A brief breast anatomy lesson

If you are unhappy with the size or shape of your breasts and are considering breast augmentation or some other type of breast surgery, you want to be sure that you understand what the procedure you have your eye on will accomplish. A breast lift, for example, is very different from a breast augmentation.

Patients rely on plastic surgeons who are experts in anatomy and draw upon their surgical skill and knowledge to create optimal results. Even so, it never hurts for patients to have knowledge of their own anatomy and how it relates to potential surgical decisions.

A breast is made up primarily of two components: fatty tissue and glandular tissue. The fatty tissue is usually the bulk of the breast. This tissue is technically known as adipose tissue and provides volume to the breast without any specialized metabolic function. The glandular tissue is the functional portion of the breast in that its purpose is to produce milk following a pregnancy.

The breast is made up of glandular lobules, which are organized into larger lobes. A typical breast has a dozen to 20 such lobes. Milk produced in these glands moves through increasingly larger ducts until it gets to the nipple.

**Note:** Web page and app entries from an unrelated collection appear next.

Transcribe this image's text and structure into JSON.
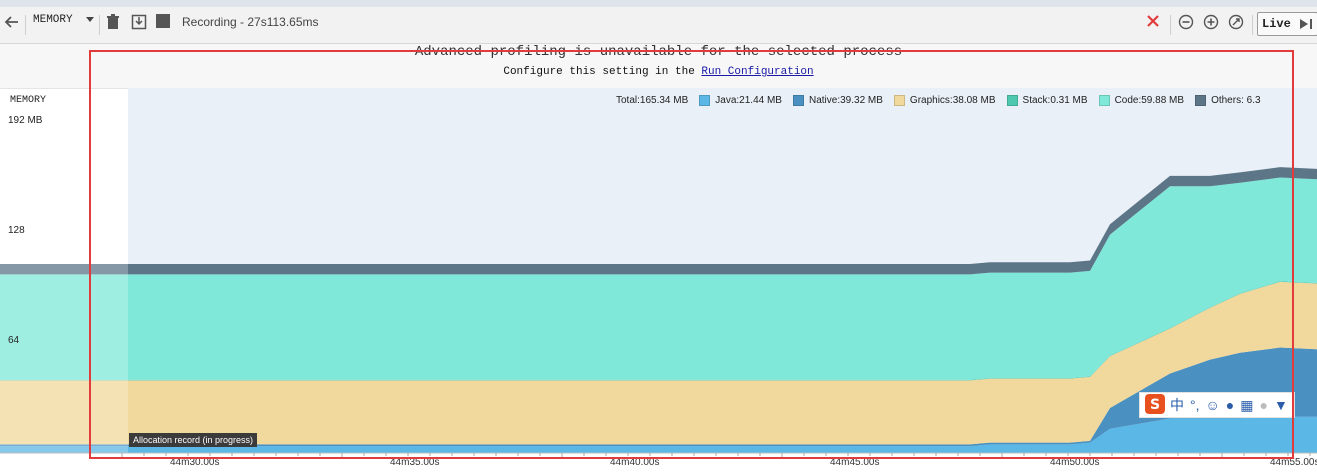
{
  "toolbar": {
    "back_icon": "arrow-left-icon",
    "monitor_select": "MEMORY",
    "recording_label": "Recording - 27s113.65ms",
    "live_label": "Live",
    "colors": {
      "stop": "#e23b3b"
    }
  },
  "banner": {
    "message": "Advanced profiling is unavailable for the selected process",
    "config_prefix": "Configure this setting in the",
    "config_link": "Run Configuration"
  },
  "chart_data": {
    "type": "area",
    "title": "MEMORY",
    "ylabel": "",
    "y_ticks": [
      "192 MB",
      "128",
      "64"
    ],
    "ylim": [
      0,
      192
    ],
    "x_tick_labels": [
      "44m30.00s",
      "44m35.00s",
      "44m40.00s",
      "44m45.00s",
      "44m50.00s",
      "44m55.00s"
    ],
    "legend": [
      {
        "label": "Total:165.34 MB",
        "color": null
      },
      {
        "label": "Java:21.44 MB",
        "color": "#5bb7e5"
      },
      {
        "label": "Native:39.32 MB",
        "color": "#4a90c0"
      },
      {
        "label": "Graphics:38.08 MB",
        "color": "#f1d89c"
      },
      {
        "label": "Stack:0.31 MB",
        "color": "#4fc8b0"
      },
      {
        "label": "Code:59.88 MB",
        "color": "#7fe8d8"
      },
      {
        "label": "Others: 6.3",
        "color": "#5c7688"
      }
    ],
    "x": [
      0,
      1,
      2,
      3,
      4,
      5,
      6,
      7,
      8,
      9,
      10,
      11,
      12,
      13,
      14,
      15,
      16,
      17,
      18,
      19,
      20
    ],
    "series": [
      {
        "name": "Java",
        "values": [
          4,
          4,
          4,
          4,
          4,
          4,
          4,
          4,
          4,
          4,
          5,
          5,
          5,
          5,
          6,
          14,
          20,
          20,
          20,
          21,
          21
        ]
      },
      {
        "name": "Native",
        "values": [
          1,
          1,
          1,
          1,
          1,
          1,
          1,
          1,
          1,
          1,
          1,
          1,
          1,
          1,
          1,
          12,
          26,
          34,
          38,
          40,
          39
        ]
      },
      {
        "name": "Graphics",
        "values": [
          37,
          37,
          37,
          37,
          37,
          37,
          37,
          37,
          37,
          37,
          37,
          37,
          37,
          37,
          37,
          30,
          26,
          30,
          34,
          38,
          38
        ]
      },
      {
        "name": "Stack",
        "values": [
          0.3,
          0.3,
          0.3,
          0.3,
          0.3,
          0.3,
          0.3,
          0.3,
          0.3,
          0.3,
          0.3,
          0.3,
          0.3,
          0.3,
          0.3,
          0.3,
          0.3,
          0.3,
          0.3,
          0.3,
          0.3
        ]
      },
      {
        "name": "Code",
        "values": [
          61,
          61,
          61,
          61,
          61,
          61,
          61,
          61,
          61,
          61,
          61,
          61,
          61,
          61,
          61,
          70,
          82,
          70,
          64,
          60,
          60
        ]
      },
      {
        "name": "Others",
        "values": [
          6,
          6,
          6,
          6,
          6,
          6,
          6,
          6,
          6,
          6,
          6,
          6,
          6,
          6,
          6,
          6,
          6,
          6,
          6,
          6,
          6
        ]
      }
    ]
  },
  "tooltip": "Allocation record (in progress)",
  "ime_toolbar": {
    "chinese_label": "中"
  }
}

In addition to these tissues and ducts, breasts are laced with blood vessels and nerves, connective tissue, and ligaments. It is the glandular tissue that may develop a breast tumor, and it is this component of the breast that we target for mammogram screening.

You certainly don’t need to know all of this to be able to discuss breast surgery during a consultation, but understanding what gives a breast its size and shape can help when it comes time to decide which surgical procedure would best achieve your goals.

An informed patient tends to be a happy patient, and a patient’s ultimate satisfaction is what cosmetic plastic surgery is all about.

A consultation visit to discuss breast augmentation or other aesthetic procedures with Dr. Carman may be scheduled by calling the Cosmetic Surgery Institute in Toronto at (416) 322-7108.